WHAT IS BEING ASKED:
For each line below, check for the word "active", then state how many lines contain it, with no other output.

SUPPLIED DATA:
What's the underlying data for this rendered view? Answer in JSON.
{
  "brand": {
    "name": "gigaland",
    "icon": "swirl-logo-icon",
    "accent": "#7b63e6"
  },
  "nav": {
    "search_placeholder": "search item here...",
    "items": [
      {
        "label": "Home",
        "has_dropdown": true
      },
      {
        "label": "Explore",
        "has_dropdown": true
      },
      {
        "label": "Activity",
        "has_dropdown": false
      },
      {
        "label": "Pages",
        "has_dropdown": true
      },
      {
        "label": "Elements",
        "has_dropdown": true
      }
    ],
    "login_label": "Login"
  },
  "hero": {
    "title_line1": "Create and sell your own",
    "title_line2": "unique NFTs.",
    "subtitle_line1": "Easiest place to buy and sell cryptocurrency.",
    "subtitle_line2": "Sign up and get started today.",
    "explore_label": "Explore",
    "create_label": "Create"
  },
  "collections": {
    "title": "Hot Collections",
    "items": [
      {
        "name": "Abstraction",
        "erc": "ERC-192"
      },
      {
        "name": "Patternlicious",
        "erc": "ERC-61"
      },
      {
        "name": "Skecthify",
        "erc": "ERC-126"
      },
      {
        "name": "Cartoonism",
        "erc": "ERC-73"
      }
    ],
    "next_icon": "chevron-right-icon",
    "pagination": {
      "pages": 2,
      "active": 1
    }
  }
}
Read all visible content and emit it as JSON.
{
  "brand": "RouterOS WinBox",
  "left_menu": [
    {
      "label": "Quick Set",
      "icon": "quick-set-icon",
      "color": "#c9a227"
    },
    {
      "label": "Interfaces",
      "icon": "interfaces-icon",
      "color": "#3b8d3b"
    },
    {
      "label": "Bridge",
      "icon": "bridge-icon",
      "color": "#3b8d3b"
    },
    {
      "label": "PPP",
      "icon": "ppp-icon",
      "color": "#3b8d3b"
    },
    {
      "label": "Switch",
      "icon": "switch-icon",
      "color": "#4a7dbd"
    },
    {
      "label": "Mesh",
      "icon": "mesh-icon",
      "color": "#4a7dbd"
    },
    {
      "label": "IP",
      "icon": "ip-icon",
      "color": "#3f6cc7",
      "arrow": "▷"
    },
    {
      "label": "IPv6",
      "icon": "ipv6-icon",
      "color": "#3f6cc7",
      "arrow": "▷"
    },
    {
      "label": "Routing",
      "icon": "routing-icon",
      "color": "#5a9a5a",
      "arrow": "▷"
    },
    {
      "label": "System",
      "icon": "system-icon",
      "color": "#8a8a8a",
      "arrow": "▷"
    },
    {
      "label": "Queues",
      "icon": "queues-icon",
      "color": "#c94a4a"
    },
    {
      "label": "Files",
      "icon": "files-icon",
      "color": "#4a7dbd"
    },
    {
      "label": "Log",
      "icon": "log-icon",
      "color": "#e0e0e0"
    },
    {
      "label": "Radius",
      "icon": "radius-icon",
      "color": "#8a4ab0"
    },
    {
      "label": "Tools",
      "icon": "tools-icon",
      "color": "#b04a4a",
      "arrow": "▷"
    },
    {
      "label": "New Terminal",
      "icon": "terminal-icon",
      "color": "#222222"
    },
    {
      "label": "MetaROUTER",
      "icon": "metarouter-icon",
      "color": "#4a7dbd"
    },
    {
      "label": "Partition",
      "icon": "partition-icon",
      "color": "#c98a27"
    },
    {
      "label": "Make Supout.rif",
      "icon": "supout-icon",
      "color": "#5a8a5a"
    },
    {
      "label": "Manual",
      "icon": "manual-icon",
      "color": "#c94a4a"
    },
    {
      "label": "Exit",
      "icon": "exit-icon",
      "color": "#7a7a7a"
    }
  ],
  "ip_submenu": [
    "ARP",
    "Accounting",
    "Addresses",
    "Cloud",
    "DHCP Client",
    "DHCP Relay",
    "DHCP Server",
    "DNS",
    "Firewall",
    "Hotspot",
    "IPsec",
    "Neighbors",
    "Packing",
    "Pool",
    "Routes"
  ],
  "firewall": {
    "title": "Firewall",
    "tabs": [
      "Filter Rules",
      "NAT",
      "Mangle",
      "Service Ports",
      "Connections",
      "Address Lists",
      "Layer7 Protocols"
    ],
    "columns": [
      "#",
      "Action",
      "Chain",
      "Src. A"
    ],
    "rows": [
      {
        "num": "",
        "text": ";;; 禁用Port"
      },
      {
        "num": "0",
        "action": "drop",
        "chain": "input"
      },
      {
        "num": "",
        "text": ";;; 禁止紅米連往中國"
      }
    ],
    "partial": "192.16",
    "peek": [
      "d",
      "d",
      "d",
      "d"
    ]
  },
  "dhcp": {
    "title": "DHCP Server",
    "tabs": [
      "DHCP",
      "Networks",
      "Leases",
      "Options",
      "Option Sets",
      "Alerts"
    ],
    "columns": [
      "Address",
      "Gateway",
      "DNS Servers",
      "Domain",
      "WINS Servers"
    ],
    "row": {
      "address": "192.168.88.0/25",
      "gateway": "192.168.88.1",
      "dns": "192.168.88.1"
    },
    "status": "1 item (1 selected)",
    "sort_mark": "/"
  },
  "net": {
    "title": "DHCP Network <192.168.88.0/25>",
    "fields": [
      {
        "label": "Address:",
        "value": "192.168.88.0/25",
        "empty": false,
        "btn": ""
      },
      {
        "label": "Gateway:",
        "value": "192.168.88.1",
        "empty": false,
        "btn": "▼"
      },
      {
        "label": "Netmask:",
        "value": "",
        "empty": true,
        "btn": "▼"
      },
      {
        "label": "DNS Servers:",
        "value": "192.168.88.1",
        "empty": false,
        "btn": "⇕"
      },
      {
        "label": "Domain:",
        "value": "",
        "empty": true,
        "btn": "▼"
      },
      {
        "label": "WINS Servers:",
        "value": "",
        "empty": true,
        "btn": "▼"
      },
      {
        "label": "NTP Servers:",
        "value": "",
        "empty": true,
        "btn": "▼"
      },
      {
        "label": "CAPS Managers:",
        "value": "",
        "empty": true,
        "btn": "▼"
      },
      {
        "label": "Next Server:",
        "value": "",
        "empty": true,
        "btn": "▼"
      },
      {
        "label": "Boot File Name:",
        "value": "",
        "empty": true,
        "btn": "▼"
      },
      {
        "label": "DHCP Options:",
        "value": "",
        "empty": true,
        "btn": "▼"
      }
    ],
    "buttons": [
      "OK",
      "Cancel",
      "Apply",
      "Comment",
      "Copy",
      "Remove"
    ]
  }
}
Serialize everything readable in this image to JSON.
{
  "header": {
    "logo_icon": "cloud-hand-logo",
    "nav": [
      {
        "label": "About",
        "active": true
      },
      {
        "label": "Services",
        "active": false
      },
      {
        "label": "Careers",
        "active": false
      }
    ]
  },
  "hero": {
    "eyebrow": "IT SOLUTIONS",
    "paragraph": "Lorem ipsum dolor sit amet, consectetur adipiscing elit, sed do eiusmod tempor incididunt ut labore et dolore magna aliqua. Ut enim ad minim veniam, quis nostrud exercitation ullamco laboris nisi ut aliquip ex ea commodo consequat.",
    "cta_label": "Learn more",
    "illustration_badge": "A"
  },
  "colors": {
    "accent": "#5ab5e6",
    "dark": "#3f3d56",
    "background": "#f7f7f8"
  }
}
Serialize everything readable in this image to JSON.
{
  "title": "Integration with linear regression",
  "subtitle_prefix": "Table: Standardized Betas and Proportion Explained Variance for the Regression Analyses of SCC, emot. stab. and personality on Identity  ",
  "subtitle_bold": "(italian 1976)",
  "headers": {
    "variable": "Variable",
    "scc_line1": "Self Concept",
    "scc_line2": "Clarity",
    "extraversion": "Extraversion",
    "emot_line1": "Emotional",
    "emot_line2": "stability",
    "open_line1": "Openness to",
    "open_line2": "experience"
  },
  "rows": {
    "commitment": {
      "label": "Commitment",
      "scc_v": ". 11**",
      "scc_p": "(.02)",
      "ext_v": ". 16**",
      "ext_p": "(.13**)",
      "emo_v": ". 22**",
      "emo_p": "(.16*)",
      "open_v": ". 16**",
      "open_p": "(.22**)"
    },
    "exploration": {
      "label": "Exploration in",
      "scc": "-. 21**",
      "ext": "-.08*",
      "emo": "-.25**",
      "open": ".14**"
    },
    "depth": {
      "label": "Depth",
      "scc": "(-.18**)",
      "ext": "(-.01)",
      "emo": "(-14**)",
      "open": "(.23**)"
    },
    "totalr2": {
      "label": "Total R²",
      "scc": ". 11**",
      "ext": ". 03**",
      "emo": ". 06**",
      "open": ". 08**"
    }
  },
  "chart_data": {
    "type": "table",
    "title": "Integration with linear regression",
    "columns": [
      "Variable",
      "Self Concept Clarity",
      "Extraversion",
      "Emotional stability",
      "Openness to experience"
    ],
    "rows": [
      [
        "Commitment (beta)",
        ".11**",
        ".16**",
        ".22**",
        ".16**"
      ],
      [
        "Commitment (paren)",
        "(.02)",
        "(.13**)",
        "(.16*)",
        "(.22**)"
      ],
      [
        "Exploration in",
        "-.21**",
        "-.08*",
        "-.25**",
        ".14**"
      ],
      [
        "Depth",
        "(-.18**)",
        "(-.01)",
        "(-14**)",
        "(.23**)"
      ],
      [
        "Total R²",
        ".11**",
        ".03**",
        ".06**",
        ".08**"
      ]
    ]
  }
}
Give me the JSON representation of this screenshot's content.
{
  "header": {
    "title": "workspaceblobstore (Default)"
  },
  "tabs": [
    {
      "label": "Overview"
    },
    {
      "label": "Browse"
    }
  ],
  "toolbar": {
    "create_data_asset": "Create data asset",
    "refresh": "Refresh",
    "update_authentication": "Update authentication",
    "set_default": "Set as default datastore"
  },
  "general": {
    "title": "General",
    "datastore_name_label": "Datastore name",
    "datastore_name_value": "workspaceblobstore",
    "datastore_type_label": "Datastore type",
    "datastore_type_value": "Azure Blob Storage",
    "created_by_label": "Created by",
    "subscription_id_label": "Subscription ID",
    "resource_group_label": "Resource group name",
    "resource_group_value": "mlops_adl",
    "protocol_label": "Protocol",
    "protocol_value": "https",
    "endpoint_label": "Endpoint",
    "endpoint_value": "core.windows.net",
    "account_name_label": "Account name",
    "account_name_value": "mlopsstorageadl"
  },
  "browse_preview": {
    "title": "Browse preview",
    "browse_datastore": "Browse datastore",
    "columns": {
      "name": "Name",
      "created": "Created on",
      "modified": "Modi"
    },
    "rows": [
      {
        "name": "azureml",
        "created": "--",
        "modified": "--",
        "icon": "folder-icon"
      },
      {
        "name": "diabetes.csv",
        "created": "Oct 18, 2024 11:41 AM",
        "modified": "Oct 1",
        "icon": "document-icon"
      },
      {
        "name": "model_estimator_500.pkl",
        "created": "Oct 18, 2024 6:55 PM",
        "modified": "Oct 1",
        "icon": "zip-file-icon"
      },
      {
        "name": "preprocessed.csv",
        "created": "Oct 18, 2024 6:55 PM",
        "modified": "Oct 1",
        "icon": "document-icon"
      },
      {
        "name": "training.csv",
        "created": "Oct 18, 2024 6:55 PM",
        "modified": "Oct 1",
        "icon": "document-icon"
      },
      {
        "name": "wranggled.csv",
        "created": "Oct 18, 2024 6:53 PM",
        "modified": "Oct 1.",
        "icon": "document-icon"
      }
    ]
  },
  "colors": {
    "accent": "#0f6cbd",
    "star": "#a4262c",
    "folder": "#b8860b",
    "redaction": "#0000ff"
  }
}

COMPLETED TASK:
4